SEVEN CIRCUMSTANCES

Book Reviews & Essays on Literature


Mythology Meets Art in Venice – Trolls and Gods

Sometimes artists use themes or characters from Mythology, and currently, two artists have done this in Venice, Italy, in exhibitions running concurrently. In one case, Iceland-born artist Egill Sæbjörnsson has created two enormous and ugly trolls, which are a staple of Nordic Mythology, and in another, British artist Damien Hirst has created sculptures that depict many well-known Ancient Greek, Roman, Egyptian and Nautical myths. In this post I take a look at the references in the exhibitions of both artists and hazard a guess at what they may be trying to say. Opposing arguments are to be expected at important art exhibitions but these two have caused a particularly high level of puzzlement and publicity. In the case of the trolls – the hullabaloo is, well…because they are trolls. And in the case of the classical myths, it is because it is a huge exhibition by a very famous artist. Continue reading


Finnish Weird at its best – Troll, by Johanna Sinisalo

"Troll

Troll – A Love Story, by Johanna Sinisalo; Copyright 2000 by Johanna Sinisalo; English translation copyright by Herbert Lomas, 2003; 278 pp., paperback

ABOUT TROLLS –There is a whole body of memes about trolls. There are cute troll dolls, like in the 2016 animated movie, Trolls, and the more “realistic” trolls, hairy, ferocious, living in forests, and confined by the emissions of electricity pylons, that feature in the 2010 Norwegian “found footage” film Trollhunter. For the Trollhunter film’s final scene, a clip of former Norwegian Prime minister Jens Stoltenberg speaking about an oil field outside Norway called the “Troll Field”, was edited to create the appearance of him admitting to the existence of trolls.”

Madam, I’m afraid he’s come down with a bad case of Trolls

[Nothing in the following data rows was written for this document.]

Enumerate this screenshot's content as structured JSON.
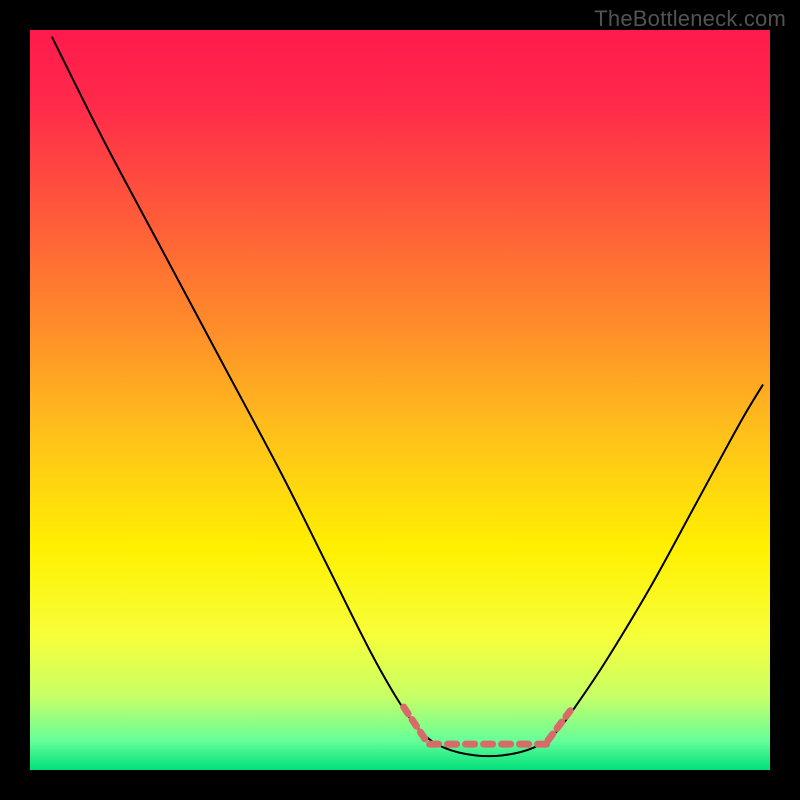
{
  "watermark": "TheBottleneck.com",
  "colors": {
    "gradient_stops": [
      {
        "offset": 0.0,
        "color": "#ff1a4d"
      },
      {
        "offset": 0.1,
        "color": "#ff2a4a"
      },
      {
        "offset": 0.25,
        "color": "#ff5a3a"
      },
      {
        "offset": 0.4,
        "color": "#ff8c2a"
      },
      {
        "offset": 0.55,
        "color": "#ffc21a"
      },
      {
        "offset": 0.7,
        "color": "#fff000"
      },
      {
        "offset": 0.82,
        "color": "#f6ff3a"
      },
      {
        "offset": 0.9,
        "color": "#c8ff66"
      },
      {
        "offset": 0.96,
        "color": "#66ff99"
      },
      {
        "offset": 1.0,
        "color": "#00e07a"
      }
    ],
    "curve": "#000000",
    "overlay_marker": "#d86a6a",
    "frame": "#000000"
  },
  "chart_data": {
    "type": "line",
    "title": "",
    "xlabel": "",
    "ylabel": "",
    "xlim": [
      0,
      100
    ],
    "ylim": [
      0,
      100
    ],
    "series": [
      {
        "name": "bottleneck-curve",
        "points": [
          {
            "x": 3,
            "y": 99
          },
          {
            "x": 10,
            "y": 85
          },
          {
            "x": 18,
            "y": 70
          },
          {
            "x": 26,
            "y": 55
          },
          {
            "x": 34,
            "y": 40
          },
          {
            "x": 40,
            "y": 28
          },
          {
            "x": 46,
            "y": 16
          },
          {
            "x": 50,
            "y": 9
          },
          {
            "x": 53,
            "y": 5
          },
          {
            "x": 56,
            "y": 3
          },
          {
            "x": 60,
            "y": 2
          },
          {
            "x": 64,
            "y": 2
          },
          {
            "x": 68,
            "y": 3
          },
          {
            "x": 71,
            "y": 5
          },
          {
            "x": 74,
            "y": 9
          },
          {
            "x": 78,
            "y": 15
          },
          {
            "x": 84,
            "y": 25
          },
          {
            "x": 90,
            "y": 36
          },
          {
            "x": 96,
            "y": 47
          },
          {
            "x": 99,
            "y": 52
          }
        ]
      }
    ],
    "annotations": {
      "flat_zone": {
        "x_start": 53,
        "x_end": 71,
        "y": 3
      }
    }
  }
}
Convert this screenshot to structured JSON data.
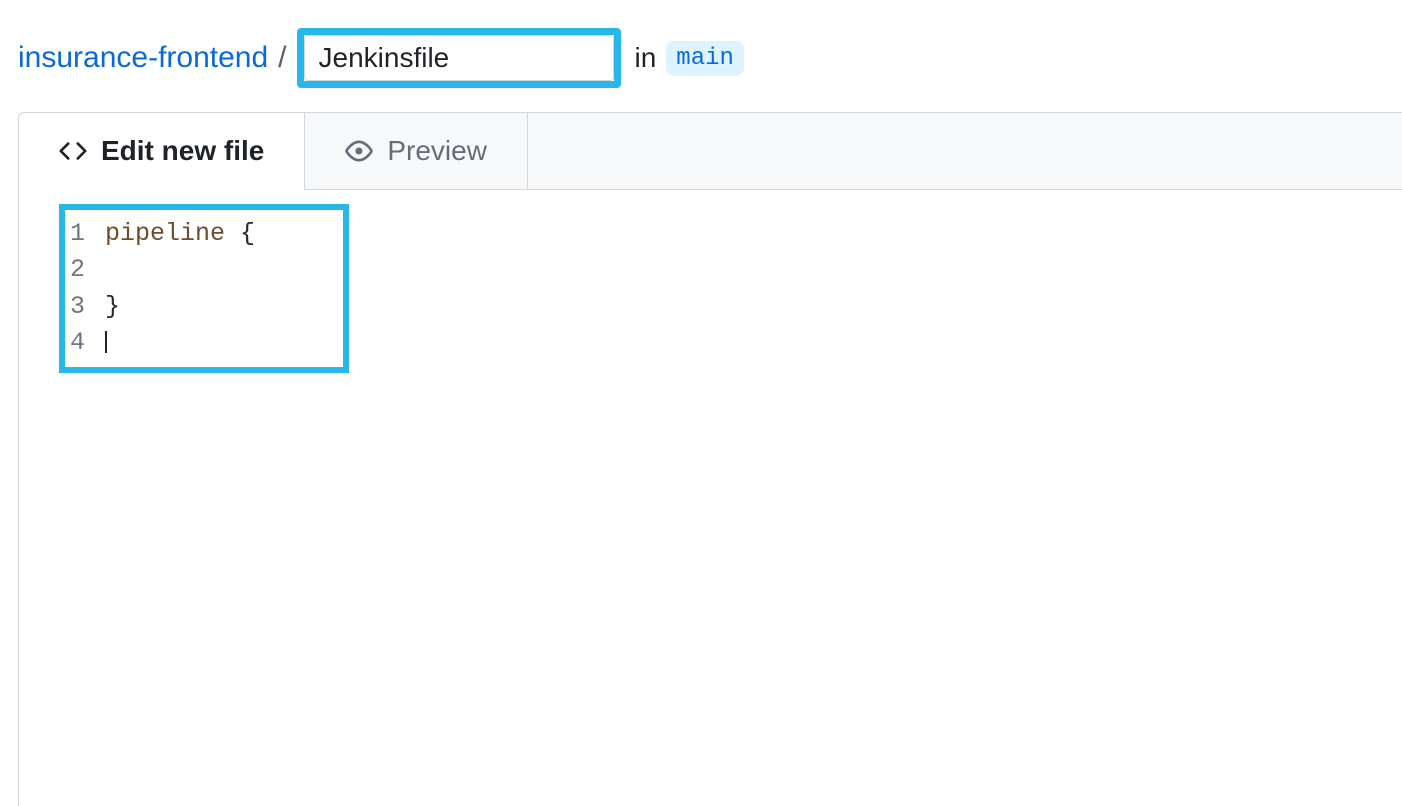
{
  "breadcrumb": {
    "repo_name": "insurance-frontend",
    "separator": "/",
    "filename_value": "Jenkinsfile",
    "in_text": "in",
    "branch": "main"
  },
  "tabs": {
    "edit": {
      "label": "Edit new file"
    },
    "preview": {
      "label": "Preview"
    }
  },
  "editor": {
    "lines": [
      {
        "num": "1",
        "keyword": "pipeline",
        "rest": " {"
      },
      {
        "num": "2",
        "keyword": "",
        "rest": ""
      },
      {
        "num": "3",
        "keyword": "",
        "rest": "}"
      },
      {
        "num": "4",
        "keyword": "",
        "rest": ""
      }
    ]
  },
  "highlights": {
    "color": "#29b6e8"
  }
}
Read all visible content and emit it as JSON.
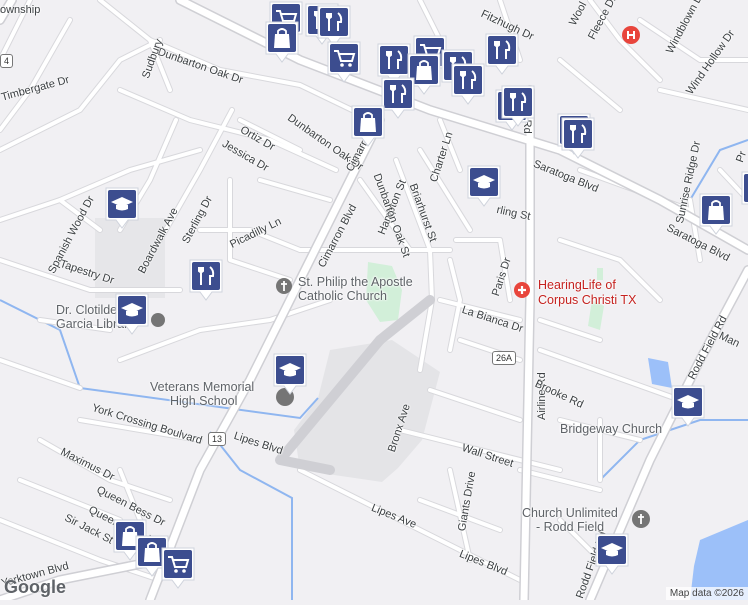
{
  "map": {
    "attribution": "Map data ©2026",
    "logo": "Google",
    "colors": {
      "background": "#f1f0f3",
      "road": "#ffffff",
      "road_outline": "#d6d6da",
      "park": "#d2efd9",
      "water": "#9cc0f9",
      "campus": "#e3e3e6",
      "marker_bg": "#3c4d8f"
    }
  },
  "street_labels": [
    {
      "id": "township",
      "text": "ownship"
    },
    {
      "id": "dunbarton-oak-dr-1",
      "text": "Dunbarton Oak Dr"
    },
    {
      "id": "sudbury",
      "text": "Sudbury"
    },
    {
      "id": "timbergate-dr",
      "text": "Timbergate Dr"
    },
    {
      "id": "ortiz-dr",
      "text": "Ortiz Dr"
    },
    {
      "id": "jessica-dr",
      "text": "Jessica Dr"
    },
    {
      "id": "dunbarton-oak-dr-2",
      "text": "Dunbarton Oak Dr"
    },
    {
      "id": "cimarron-blvd-1",
      "text": "Cimarron Blvd"
    },
    {
      "id": "cimarron-blvd-2",
      "text": "Cimarron Blvd"
    },
    {
      "id": "hampton-st",
      "text": "Hampton St"
    },
    {
      "id": "dunbarton-oak-st",
      "text": "Dunbarton Oak St"
    },
    {
      "id": "briarhurst-st",
      "text": "Briarhurst St"
    },
    {
      "id": "charter-ln",
      "text": "Charter Ln"
    },
    {
      "id": "fitzhugh-dr",
      "text": "Fitzhugh Dr"
    },
    {
      "id": "fleece-dr",
      "text": "Fleece Dr"
    },
    {
      "id": "wool",
      "text": "Wool"
    },
    {
      "id": "windblown-dr",
      "text": "Windblown Dr"
    },
    {
      "id": "wind-hollow-dr",
      "text": "Wind Hollow Dr"
    },
    {
      "id": "airline-rd-1",
      "text": "Airline Rd"
    },
    {
      "id": "airline-rd-2",
      "text": "Airline Rd"
    },
    {
      "id": "saratoga-blvd-1",
      "text": "Saratoga Blvd"
    },
    {
      "id": "saratoga-blvd-2",
      "text": "Saratoga Blvd"
    },
    {
      "id": "spanish-wood-dr",
      "text": "Spanish Wood Dr"
    },
    {
      "id": "boardwalk-ave",
      "text": "Boardwalk Ave"
    },
    {
      "id": "sterling-dr",
      "text": "Sterling Dr"
    },
    {
      "id": "picadilly-ln",
      "text": "Picadilly Ln"
    },
    {
      "id": "tapestry-dr",
      "text": "Tapestry Dr"
    },
    {
      "id": "sterling-st",
      "text": "rling St"
    },
    {
      "id": "sunrise-ridge-dr",
      "text": "Sunrise Ridge Dr"
    },
    {
      "id": "rodd-field-rd-1",
      "text": "Rodd Field Rd"
    },
    {
      "id": "rodd-field-rd-2",
      "text": "Rodd Field Rd"
    },
    {
      "id": "paris-dr",
      "text": "Paris Dr"
    },
    {
      "id": "la-bianca-dr",
      "text": "La Bianca Dr"
    },
    {
      "id": "brooke-rd",
      "text": "Brooke Rd"
    },
    {
      "id": "york-crossing-blvd",
      "text": "York Crossing Boulvard"
    },
    {
      "id": "maximus-dr",
      "text": "Maximus Dr"
    },
    {
      "id": "lipes-blvd-1",
      "text": "Lipes Blvd"
    },
    {
      "id": "lipes-blvd-2",
      "text": "Lipes Blvd"
    },
    {
      "id": "bronx-ave",
      "text": "Bronx Ave"
    },
    {
      "id": "wall-street",
      "text": "Wall Street"
    },
    {
      "id": "giants-drive",
      "text": "Giants Drive"
    },
    {
      "id": "lipes-ave",
      "text": "Lipes Ave"
    },
    {
      "id": "queen-bess-dr",
      "text": "Queen Bess Dr"
    },
    {
      "id": "queens-brook",
      "text": "Queens Brook"
    },
    {
      "id": "sir-jack-st",
      "text": "Sir Jack St"
    },
    {
      "id": "yorktown-blvd",
      "text": "Yorktown Blvd"
    },
    {
      "id": "man",
      "text": "Man"
    },
    {
      "id": "pr",
      "text": "Pr"
    }
  ],
  "places": [
    {
      "id": "st-philip",
      "line1": "St. Philip the Apostle",
      "line2": "Catholic Church",
      "icon": "church-icon"
    },
    {
      "id": "hearinglife",
      "line1": "HearingLife of",
      "line2": "Corpus Christi TX",
      "icon": "medical-icon"
    },
    {
      "id": "library",
      "line1": "Dr. Clotilde",
      "line2": "Garcia Library",
      "icon": "library-icon"
    },
    {
      "id": "veterans-memorial",
      "line1": "Veterans Memorial",
      "line2": "High School",
      "icon": "school-icon"
    },
    {
      "id": "bridgeway",
      "line1": "Bridgeway Church",
      "line2": "",
      "icon": "church-icon"
    },
    {
      "id": "church-unlimited",
      "line1": "Church Unlimited",
      "line2": "- Rodd Field",
      "icon": "church-icon"
    }
  ],
  "route_shields": [
    {
      "id": "route-13",
      "text": "13"
    },
    {
      "id": "route-26a",
      "text": "26A"
    },
    {
      "id": "route-4",
      "text": "4"
    }
  ],
  "markers": [
    {
      "type": "shopping",
      "icon": "shopping-cart-icon"
    },
    {
      "type": "restaurant",
      "icon": "restaurant-icon"
    },
    {
      "type": "restaurant",
      "icon": "restaurant-icon"
    },
    {
      "type": "shopping",
      "icon": "shopping-bag-icon"
    },
    {
      "type": "shopping",
      "icon": "shopping-cart-icon"
    },
    {
      "type": "restaurant",
      "icon": "restaurant-icon"
    },
    {
      "type": "shopping",
      "icon": "shopping-cart-icon"
    },
    {
      "type": "shopping",
      "icon": "shopping-bag-icon"
    },
    {
      "type": "restaurant",
      "icon": "restaurant-icon"
    },
    {
      "type": "restaurant",
      "icon": "restaurant-icon"
    },
    {
      "type": "restaurant",
      "icon": "restaurant-icon"
    },
    {
      "type": "restaurant",
      "icon": "restaurant-icon"
    },
    {
      "type": "restaurant",
      "icon": "restaurant-icon"
    },
    {
      "type": "restaurant",
      "icon": "restaurant-icon"
    },
    {
      "type": "shopping",
      "icon": "shopping-bag-icon"
    },
    {
      "type": "restaurant",
      "icon": "restaurant-icon"
    },
    {
      "type": "restaurant",
      "icon": "restaurant-icon"
    },
    {
      "type": "school",
      "icon": "school-icon"
    },
    {
      "type": "school",
      "icon": "school-icon"
    },
    {
      "type": "restaurant",
      "icon": "restaurant-icon"
    },
    {
      "type": "school",
      "icon": "school-icon"
    },
    {
      "type": "school",
      "icon": "school-icon"
    },
    {
      "type": "shopping",
      "icon": "shopping-bag-icon"
    },
    {
      "type": "school",
      "icon": "school-icon"
    },
    {
      "type": "school",
      "icon": "school-icon"
    },
    {
      "type": "shopping",
      "icon": "shopping-bag-icon"
    },
    {
      "type": "shopping",
      "icon": "shopping-bag-icon"
    },
    {
      "type": "shopping",
      "icon": "shopping-cart-icon"
    },
    {
      "type": "shopping",
      "icon": "shopping-bag-icon"
    }
  ]
}
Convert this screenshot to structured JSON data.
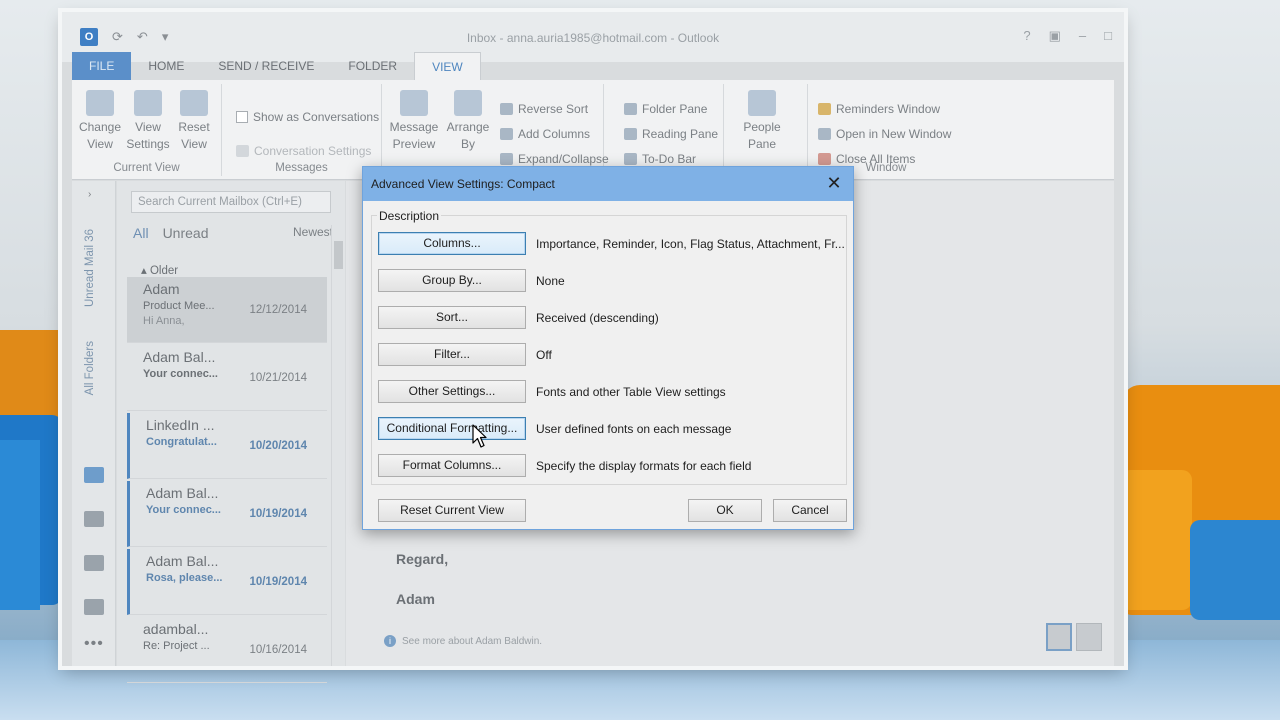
{
  "window": {
    "title": "Inbox - anna.auria1985@hotmail.com - Outlook",
    "tabs": [
      "FILE",
      "HOME",
      "SEND / RECEIVE",
      "FOLDER",
      "VIEW"
    ]
  },
  "ribbon": {
    "current_view": {
      "label": "Current View",
      "change_view": "Change View",
      "view_settings": "View Settings",
      "reset_view": "Reset View"
    },
    "messages": {
      "label": "Messages",
      "show_as_conversations": "Show as Conversations",
      "conversation_settings": "Conversation Settings"
    },
    "arrangement": {
      "message_preview": "Message Preview",
      "arrange_by": "Arrange By",
      "reverse_sort": "Reverse Sort",
      "add_columns": "Add Columns",
      "expand_collapse": "Expand/Collapse"
    },
    "layout": {
      "folder_pane": "Folder Pane",
      "reading_pane": "Reading Pane",
      "to_do_bar": "To-Do Bar"
    },
    "people_pane": "People Pane",
    "window": {
      "label": "Window",
      "reminders_window": "Reminders Window",
      "open_in_new_window": "Open in New Window",
      "close_all_items": "Close All Items"
    }
  },
  "nav": {
    "unread_mail": "Unread Mail",
    "unread_count": "36",
    "all_folders": "All Folders"
  },
  "message_list": {
    "search_placeholder": "Search Current Mailbox (Ctrl+E)",
    "filter_all": "All",
    "filter_unread": "Unread",
    "sort": "Newest",
    "group": "Older",
    "messages": [
      {
        "from": "Adam",
        "subject": "Product Mee...",
        "date": "12/12/2014",
        "preview": "Hi Anna,"
      },
      {
        "from": "Adam Bal...",
        "subject": "Your connec...",
        "date": "10/21/2014",
        "preview": ""
      },
      {
        "from": "LinkedIn ...",
        "subject": "Congratulat...",
        "date": "10/20/2014",
        "preview": ""
      },
      {
        "from": "Adam Bal...",
        "subject": "Your connec...",
        "date": "10/19/2014",
        "preview": ""
      },
      {
        "from": "Adam Bal...",
        "subject": "Rosa, please...",
        "date": "10/19/2014",
        "preview": ""
      },
      {
        "from": "adambal...",
        "subject": "Re: Project ...",
        "date": "10/16/2014",
        "preview": ""
      }
    ]
  },
  "reading_pane": {
    "regard": "Regard,",
    "signature": "Adam",
    "see_more": "See more about Adam Baldwin."
  },
  "dialog": {
    "title": "Advanced View Settings: Compact",
    "group_label": "Description",
    "rows": [
      {
        "button": "Columns...",
        "value": "Importance, Reminder, Icon, Flag Status, Attachment, Fr..."
      },
      {
        "button": "Group By...",
        "value": "None"
      },
      {
        "button": "Sort...",
        "value": "Received (descending)"
      },
      {
        "button": "Filter...",
        "value": "Off"
      },
      {
        "button": "Other Settings...",
        "value": "Fonts and other Table View settings"
      },
      {
        "button": "Conditional Formatting...",
        "value": "User defined fonts on each message"
      },
      {
        "button": "Format Columns...",
        "value": "Specify the display formats for each field"
      }
    ],
    "reset_label": "Reset Current View",
    "ok_label": "OK",
    "cancel_label": "Cancel"
  }
}
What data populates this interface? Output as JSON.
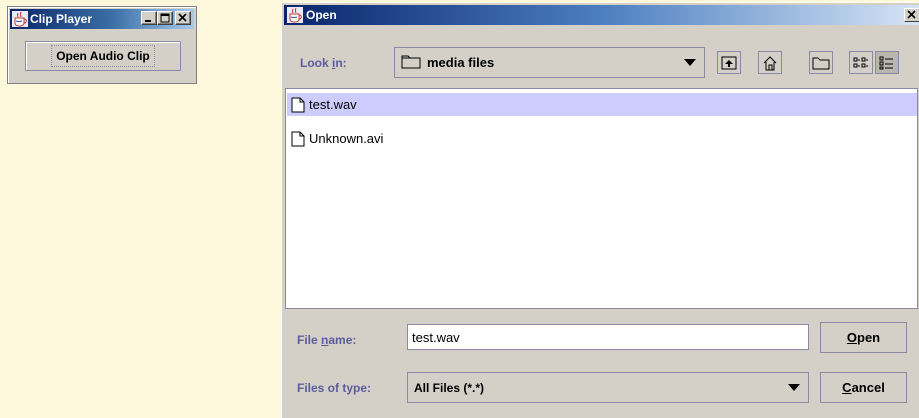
{
  "clip_player": {
    "title": "Clip Player",
    "open_button_label": "Open Audio Clip",
    "icons": {
      "app": "java-cup-icon",
      "minimize": "minimize-icon",
      "maximize": "maximize-icon",
      "close": "close-icon"
    }
  },
  "open_dialog": {
    "title": "Open",
    "look_in": {
      "label_pre": "Look ",
      "label_mnemonic": "i",
      "label_post": "n:",
      "value": "media files",
      "icon": "folder-icon"
    },
    "toolbar": [
      {
        "name": "up-one-level-icon"
      },
      {
        "name": "home-icon"
      },
      {
        "name": "new-folder-icon"
      },
      {
        "name": "list-view-icon"
      },
      {
        "name": "details-view-icon",
        "pressed": true
      }
    ],
    "files": [
      {
        "name": "test.wav",
        "selected": true,
        "icon": "file-icon"
      },
      {
        "name": "Unknown.avi",
        "selected": false,
        "icon": "file-icon"
      }
    ],
    "file_name": {
      "label_pre": "File ",
      "label_mnemonic": "n",
      "label_post": "ame:",
      "value": "test.wav"
    },
    "files_of_type": {
      "label": "Files of type:",
      "value": "All Files (*.*)"
    },
    "open_button": {
      "mnemonic": "O",
      "rest": "pen"
    },
    "cancel_button": {
      "mnemonic": "C",
      "rest": "ancel"
    }
  },
  "colors": {
    "desktop": "#fdf7dc",
    "window_face": "#d4d0c8",
    "title_bar_start": "#0a246a",
    "label_purple": "#5c5c9c",
    "selection": "#ccccff",
    "border": "#8a8aa6"
  }
}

If you’ve never imagined that trolls are an actual “thing” to people in Scandinavian countries, read this. Honest to Pete, you will come to believe this troll is as real as your dog or, more disconcertingly, your husband or wife. It is haunting, marvellous, and really refreshingly different, and confronts the reader with questions about the nature of love and alienation. It is no fairy-tale, nor is it a fantasy, though it is about a troll. A troll is a class of being in Norse mythology and Scandinavian folklore, classified somewhere between a smart animal and a cave-dwelling humanoid. Despite today’s globalized world of connected technologies and electronic media, there are ancient folkloric beliefs that are alive and well in Iceland, for instance. Surveys show that more than half the nation believes in elves and “hidden people”, elf-like “Huldufólk” who live amongst the lava rocks, or at least don’t deny their existence since it is considered bad luck to do so.

Similarly, there are people in Finland who believe that trolls are real – or just want to believe trolls are real. Every country in the world has its mythical beings, and so long as people have story-telling and imagination, that will continue, helped along by mass communication and imaging methods. The Finns, in particular, have trolls. Continue reading